Night scene inside Jabba’s palace. Boussh comes out, trying to avoid the hanging windchimes. Were windchimes a rarity in 1983? Perhaps. Boussh seems to be drawn to them like a magnet, however. Then, Boussh faces Han Solo in carbonite the same way Indiana Jones faced the idol in the opening sequence in Raiders of the Lost Ark, but that’s just me. A couple of buttons pressed and dials turned, and then Han thaws out like a bowl of Ramen noodles. With the same kind of results.
Let’s face it. Harrison Ford didn’t want to be in this movie. His presence is pretty much by-the-book from here on out. The scene where he and Leia reunite, post-defrosting, lacks the emotional weight that Lucas wants you to expect. She’s the one who loves him, yadda-yadda-yadda.
Of course, Jabba and his creepy courtiers are all in on the joke. They all appear just as the lovers are reunited. Which implies that Jabba knew that Boussh was actually Leia, or at least suspected that whomever Boussh might be, he was there to rescue Han Solo. This implies that Jabba is probably much more intelligent than he appears to be. Jabba denounces them both as Bantha poodoo. We’ll dismiss this as bullshit for the moment, although it may actually be Bantha shit.
Leia saves Han, but it’s not enough. Leia is now also a prisoner and Han is, well, also still a prisoner, but bound for something else more demeaning than being frozen in carbonite. Leia will also know something about being demeaned.
Han is reunited with Chewbacca in a cell, for reasons that defy logic. And Chewie tells him that Luke is a Jedi Knight and plans to rescue him. Yeah, as if.
Then, Luke Skywalker arrives and overpowers a couple of Gamorrean guards with his Jedi Mind Trick. Luke easily gets by Bib Fortuna as he enters Jabba’s palace.
Luke approaches Jabba’s throne. Jabba has a new pet: Leia in her slave-girl bikini. My interest in Star Wars is far from prurient, but I have to admit, even now, I think Leia looks good in this costume. I know this is a sexist comment, and I certainly mean no disrespect to the late Carrie Fisher (whom, I suspect, may have appreciated this understated level of admiration). But, like it or not, the image has become iconic.

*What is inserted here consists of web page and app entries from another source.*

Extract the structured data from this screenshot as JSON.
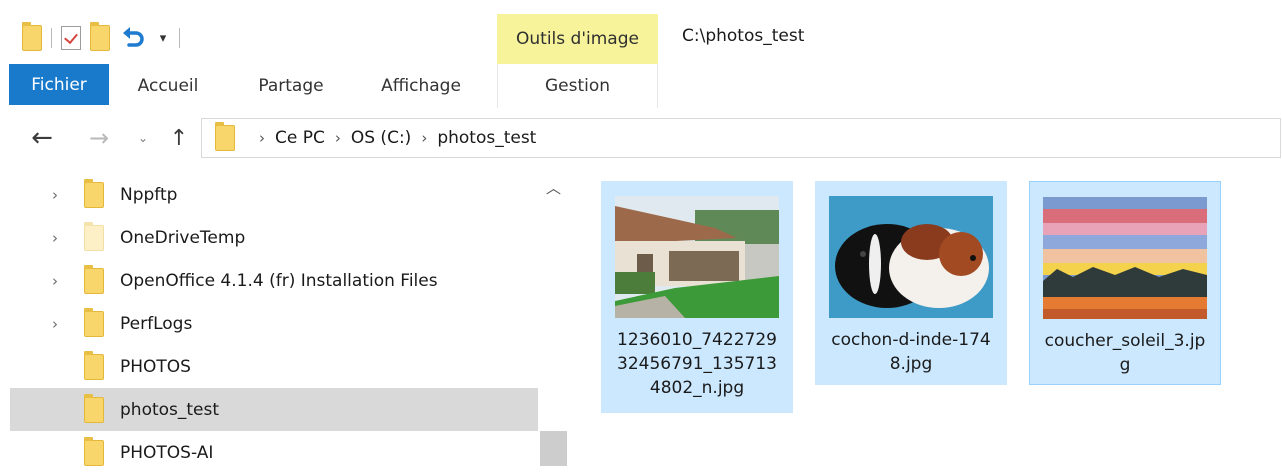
{
  "title_bar": {
    "contextual_tab": "Outils d'image",
    "window_title": "C:\\photos_test"
  },
  "ribbon_tabs": {
    "file": "Fichier",
    "home": "Accueil",
    "share": "Partage",
    "view": "Affichage",
    "manage": "Gestion"
  },
  "address_bar": {
    "crumbs": [
      "Ce PC",
      "OS (C:)",
      "photos_test"
    ]
  },
  "nav_tree": [
    {
      "label": "Nppftp",
      "expandable": true,
      "selected": false
    },
    {
      "label": "OneDriveTemp",
      "expandable": true,
      "selected": false
    },
    {
      "label": "OpenOffice 4.1.4 (fr) Installation Files",
      "expandable": true,
      "selected": false
    },
    {
      "label": "PerfLogs",
      "expandable": true,
      "selected": false
    },
    {
      "label": "PHOTOS",
      "expandable": false,
      "selected": false
    },
    {
      "label": "photos_test",
      "expandable": false,
      "selected": true
    },
    {
      "label": "PHOTOS-AI",
      "expandable": false,
      "selected": false
    }
  ],
  "files": [
    {
      "name": "1236010_742272932456791_1357134802_n.jpg",
      "selected": true
    },
    {
      "name": "cochon-d-inde-1748.jpg",
      "selected": true
    },
    {
      "name": "coucher_soleil_3.jpg",
      "selected": true
    }
  ],
  "colors": {
    "file_tab": "#1979ca",
    "contextual_tab": "#f6f39b",
    "selection": "#cce8ff",
    "folder": "#f8d66c"
  }
}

Jabba explains to Luke that the Jedi Mind Trick won’t work on him. Nevertheless, Luke says that he’s taking Han Solo and his friends. Jabba can either profit from this or be destroyed. It’s his choice.
Luke ends up in the Rancor pit. No surprise there. Secret trapdoor. There’s Luke, in the Rancor pit. The Rancor is huge, with grabby hands. Pig-guards die first. Yum. Pork.
Luke pulls a huge Flintstone bone out of the pile to block the attack of the next aggressive attack. Luke, in his King Kong close-up moment, manages to foil the large creature’s plans. Luke sees an exit between the Rancor’s legs, and makes a break for it.
It’s not enough, however. The Rancor needs to attack Luke before he can shut his door on him. Which is what happens. The Rancor comes in, Luke hits the button to close the gate, and then the Rancor is shut down as a threat.
The man-breasted Rancor Keeper weeps at the death of the Rancor.
Then Jabba announces that Han will be terminated immediately in the pit of Carcoon, the nesting place of the Sarlaac. This applies to Luke and Leia and Chewie, too, apparently.
Over the next twenty seconds, you see Jabba’s sailing barge going forth. This is not going to end well, you might think. Artoo is shown serving drinks on Jabba’s pleasure barge, which is sailing over the Dune Sea towards the Sarlaac Pit.
And, with this in mind, we conclude this chapter of the 15-Minute Force. Han Solo has been rescued, sort of, even though he’s about to be thrown into the Sarlaac Pit along with the Jedi Knight Luke Skywalker. We have no other story goal at this point except that the Empire is about to switch on its second Death Star, even though none of our heroes seem to know anything about it.
Join us next chapter to find out if Han and Luke, and Leia in her slave bikini, survive the Sarlaac Pit. Until next time . . . Traveling on Jabba’s Sail Barge is a High Honor,
At Least Until You’re Made to Walk the Plank . . . And May The 15-Minute Force Be With You.